J. C. S. Files
Memorandum by the United States
Chiefs of Staff1
C. C. S. 679/7
British Troopship Employment in U. S. Trans-Atlantic Programs, First Half of 1946
- In C. C. S. 679/12 the following offer of
trans-Atlantic lift was made:—
“For the six months following VE–Day the Queen Mary, Queen Elizabeth and the Aquitania will be retained on service in the North Atlantic, and this westbound capacity will be placed at the disposal of the United States authorities. This offer is subject to a proviso that fifty (50) berths should be reserved in each sailing if required by the British authorities.”
- This assistance has been estimated at equivalent to 50,000 spaces per month.
- Subsequent to the publication of C. C.
S. 679/1, the United States has taken the following
steps in an attempt to expedite redeployment to meet accelerated
target dates for the main operations against Japan and for
- Increased the monthly target of the Air Transport Command for trans-Atlantic lift from 15,000 to 50,000.
- Authorized the conversion of 100 Victory ships to carry 1,500 personnel each,
- Authorized the modification of 206 cargo vessels, formerly fitted for 350 personnel each, to an increased capacity of 550 personnel each.
- Authorized the overloading of Victory and Liberty ships by 30 percent of capacity in the Atlantic.
- Although the measures listed in paragraph 2 above have greatly improved our ability to meet revised redeployment build-up of strategic reserve and repatriation schedules, a serious deficit in personnel shipping does exist.

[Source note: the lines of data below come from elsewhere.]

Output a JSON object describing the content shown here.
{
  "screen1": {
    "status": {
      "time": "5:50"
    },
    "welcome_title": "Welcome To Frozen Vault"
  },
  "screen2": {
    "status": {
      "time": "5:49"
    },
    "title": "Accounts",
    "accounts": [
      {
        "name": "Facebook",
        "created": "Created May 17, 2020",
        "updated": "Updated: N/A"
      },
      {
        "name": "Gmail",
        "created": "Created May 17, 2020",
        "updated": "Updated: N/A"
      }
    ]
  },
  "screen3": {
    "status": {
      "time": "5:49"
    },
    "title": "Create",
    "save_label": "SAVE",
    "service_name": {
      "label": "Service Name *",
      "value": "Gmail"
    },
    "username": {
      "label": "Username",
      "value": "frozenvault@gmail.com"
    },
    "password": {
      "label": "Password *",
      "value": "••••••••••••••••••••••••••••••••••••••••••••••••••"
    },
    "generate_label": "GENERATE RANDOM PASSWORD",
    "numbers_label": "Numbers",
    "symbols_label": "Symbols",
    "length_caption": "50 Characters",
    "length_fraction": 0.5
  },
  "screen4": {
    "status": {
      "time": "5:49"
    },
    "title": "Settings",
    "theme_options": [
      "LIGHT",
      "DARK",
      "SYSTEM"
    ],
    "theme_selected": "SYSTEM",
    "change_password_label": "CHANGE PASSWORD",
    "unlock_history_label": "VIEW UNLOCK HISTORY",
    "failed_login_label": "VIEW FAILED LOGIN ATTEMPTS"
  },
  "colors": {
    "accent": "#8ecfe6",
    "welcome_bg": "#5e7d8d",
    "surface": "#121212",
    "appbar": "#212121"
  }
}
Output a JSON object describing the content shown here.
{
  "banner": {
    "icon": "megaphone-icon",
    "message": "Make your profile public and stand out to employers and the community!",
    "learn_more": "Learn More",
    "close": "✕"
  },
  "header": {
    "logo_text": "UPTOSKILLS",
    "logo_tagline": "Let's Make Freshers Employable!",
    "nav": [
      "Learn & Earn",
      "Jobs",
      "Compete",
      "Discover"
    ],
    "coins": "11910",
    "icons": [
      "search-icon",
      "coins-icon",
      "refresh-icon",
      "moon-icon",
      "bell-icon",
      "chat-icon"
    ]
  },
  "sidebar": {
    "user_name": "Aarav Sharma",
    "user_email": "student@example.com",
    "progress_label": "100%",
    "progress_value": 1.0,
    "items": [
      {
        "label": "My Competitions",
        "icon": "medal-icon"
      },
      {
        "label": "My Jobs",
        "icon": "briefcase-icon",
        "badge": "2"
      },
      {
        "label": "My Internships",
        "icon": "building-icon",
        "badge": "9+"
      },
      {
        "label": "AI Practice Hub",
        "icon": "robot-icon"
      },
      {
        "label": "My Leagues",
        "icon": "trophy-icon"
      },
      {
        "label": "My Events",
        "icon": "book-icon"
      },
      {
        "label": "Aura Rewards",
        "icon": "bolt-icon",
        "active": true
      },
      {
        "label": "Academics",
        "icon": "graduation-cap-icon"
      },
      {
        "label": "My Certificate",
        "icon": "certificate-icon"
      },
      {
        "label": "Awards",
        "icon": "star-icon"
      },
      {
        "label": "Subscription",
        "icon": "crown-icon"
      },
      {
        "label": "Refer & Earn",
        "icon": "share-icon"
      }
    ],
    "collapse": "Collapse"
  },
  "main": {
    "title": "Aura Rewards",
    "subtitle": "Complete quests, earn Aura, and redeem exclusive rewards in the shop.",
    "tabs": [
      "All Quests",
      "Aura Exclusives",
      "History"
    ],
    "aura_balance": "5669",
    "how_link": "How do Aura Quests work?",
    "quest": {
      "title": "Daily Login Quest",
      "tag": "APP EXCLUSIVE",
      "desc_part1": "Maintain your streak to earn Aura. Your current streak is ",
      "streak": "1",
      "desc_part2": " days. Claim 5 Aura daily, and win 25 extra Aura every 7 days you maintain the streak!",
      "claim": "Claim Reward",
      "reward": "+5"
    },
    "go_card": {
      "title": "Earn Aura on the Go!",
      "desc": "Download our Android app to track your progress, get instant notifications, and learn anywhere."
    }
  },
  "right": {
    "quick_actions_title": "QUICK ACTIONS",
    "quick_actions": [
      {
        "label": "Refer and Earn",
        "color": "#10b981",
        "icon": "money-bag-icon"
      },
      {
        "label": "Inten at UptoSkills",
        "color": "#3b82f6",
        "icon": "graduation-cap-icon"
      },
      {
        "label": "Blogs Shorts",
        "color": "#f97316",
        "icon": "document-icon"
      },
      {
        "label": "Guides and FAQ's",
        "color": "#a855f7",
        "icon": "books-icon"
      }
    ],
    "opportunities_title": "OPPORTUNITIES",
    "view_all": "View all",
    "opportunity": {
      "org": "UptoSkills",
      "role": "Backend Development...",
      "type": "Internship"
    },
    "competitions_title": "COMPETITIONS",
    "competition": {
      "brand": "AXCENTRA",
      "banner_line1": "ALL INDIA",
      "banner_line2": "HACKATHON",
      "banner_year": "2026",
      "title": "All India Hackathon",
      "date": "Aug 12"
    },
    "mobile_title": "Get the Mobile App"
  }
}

The United States Chiefs of Staff have recommended modification of 74 of the 100 Victory ships mentioned in paragraph 2 so that they will be suitable for trans-Pacific operation and for direct redeployment from Europe to the Pacific. It is contemplated that all captured enemy troopships, with the exception of the Europa, that can be placed in service, will be diverted to the Pacific. Even these expedients will not enable the United States to meet Pacific troop movement requirements and there will exist by the end of 1945 a backlog of between 250,000 and 300,000 for Pacific movements. The removal of the 74 Victorys from trans-Atlantic service will retard the withdrawal of U. S. forces from Europe and will reduce the availability of cargo shipping in the Atlantic by about 25 sailings per month.
- At Argonaut it was considered desirable that the United States and British convert 200 cargo ships to troop carriers on a combined basis.3 Up to the present time there has been no indication of British action with respect to converting a share of the cargo vessels.
- In C. C. S. 679/1 British requirements for the movement of troops from Europe to Canada were shown to be 195,600 during the first six months after VE–Day. Space was provided for 133,800, leaving a deficit of approximately 62,000 over a six-month period. The total British requirement for repatriation of Canadians is not known to the United States Chiefs of Staff; however, it is noted that five weeks’ lift of the three British vessels allocated for United States [Page 1194]trans-Atlantic troop movements would overcome the first six months’ deficit.
- The three large British passenger liners are vastly more efficient from a trooplift point of view in the North Atlantic service than in any other service. Their continued employment in this service for the repatriation of Canadian and U. S. forces will cause the greatest benefit to accrue to combined troop moving needs.
- In order to avoid the possibility of still further invasion of United States cargo shipping resources to the detriment of combined trans-Atlantic cargo programs, it is recommended that the British trooplift represented by the two Queens and the Aquitania should be retained in the trans-Atlantic service during an additional six months for the build-up of strategic reserves in the United States and the repatriation on a combined basis of Canadian and U. S. forces.
- Considered by the Combined Chiefs of Staff at their 199th Meeting, July 23. See ante, p. 293.↩
- Not printed.↩
reference is to a recommendation contained in C. C. S. 746/11, which was
approved by the Combined Chiefs of Staff at Yalta on
February 8, 1945. See
Foreign Relations, The Conferences at Malta and Yalta, 1945, p. 750.↩